# Task details
When copying the records below, keep every word as it is and drop the images.

# Exercise input
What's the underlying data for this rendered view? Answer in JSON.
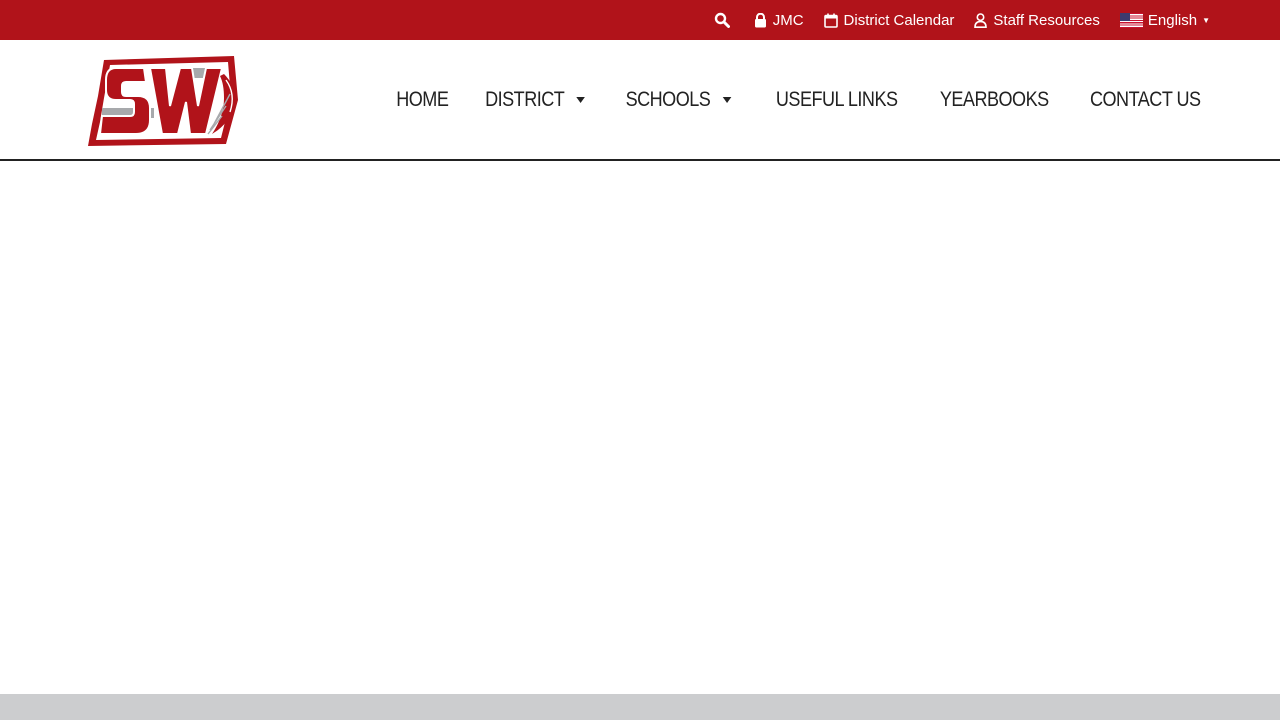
{
  "topbar": {
    "background": "#b1131a",
    "search_icon": "search-icon",
    "jmc_label": "JMC",
    "calendar_label": "District Calendar",
    "staff_label": "Staff Resources",
    "language_label": "English"
  },
  "logo": {
    "text": "SW",
    "primary_color": "#b1131a",
    "secondary_color": "#a7a9ac"
  },
  "nav": {
    "items": [
      {
        "label": "HOME"
      },
      {
        "label": "DISTRICT"
      },
      {
        "label": "SCHOOLS"
      },
      {
        "label": "USEFUL LINKS"
      },
      {
        "label": "YEARBOOKS"
      },
      {
        "label": "CONTACT US"
      }
    ]
  }
}
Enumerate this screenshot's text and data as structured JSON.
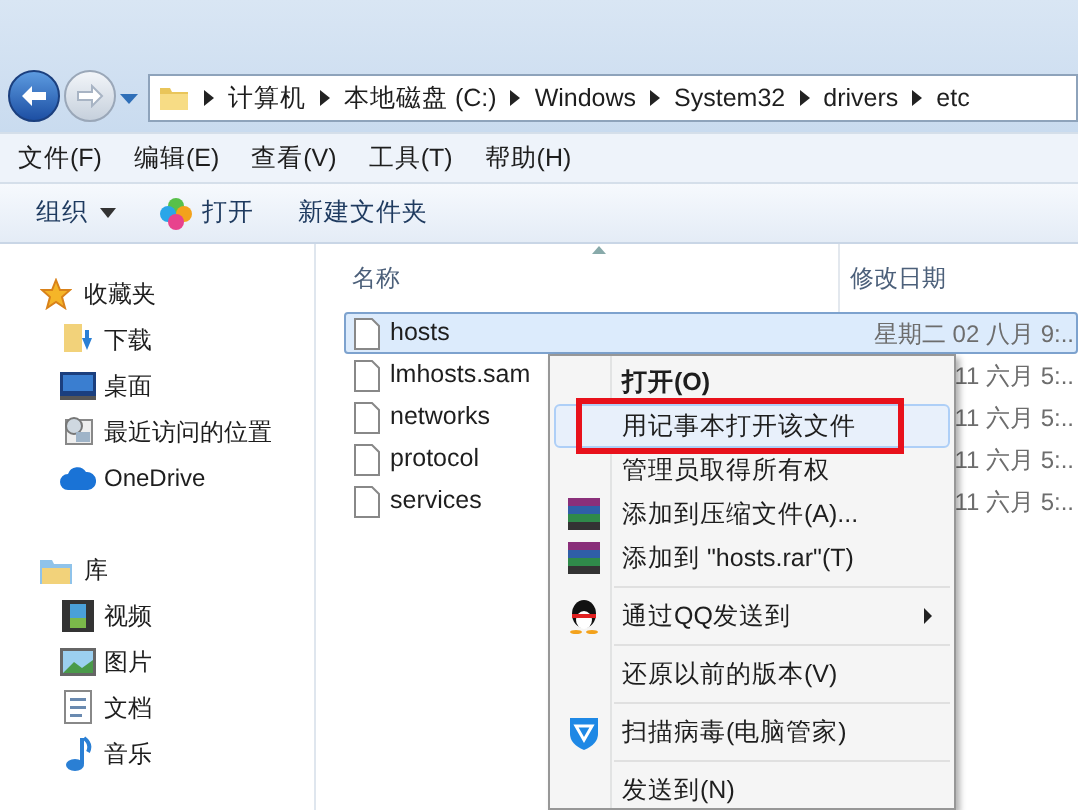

# Finished exercise
What's the underlying data for this rendered view? Answer in JSON.
{
  "topbar": {
    "background": "#b1131a",
    "search_icon": "search-icon",
    "jmc_label": "JMC",
    "calendar_label": "District Calendar",
    "staff_label": "Staff Resources",
    "language_label": "English"
  },
  "logo": {
    "text": "SW",
    "primary_color": "#b1131a",
    "secondary_color": "#a7a9ac"
  },
  "nav": {
    "items": [
      {
        "label": "HOME"
      },
      {
        "label": "DISTRICT"
      },
      {
        "label": "SCHOOLS"
      },
      {
        "label": "USEFUL LINKS"
      },
      {
        "label": "YEARBOOKS"
      },
      {
        "label": "CONTACT US"
      }
    ]
  }
}
Enumerate this screenshot's text and data as structured JSON.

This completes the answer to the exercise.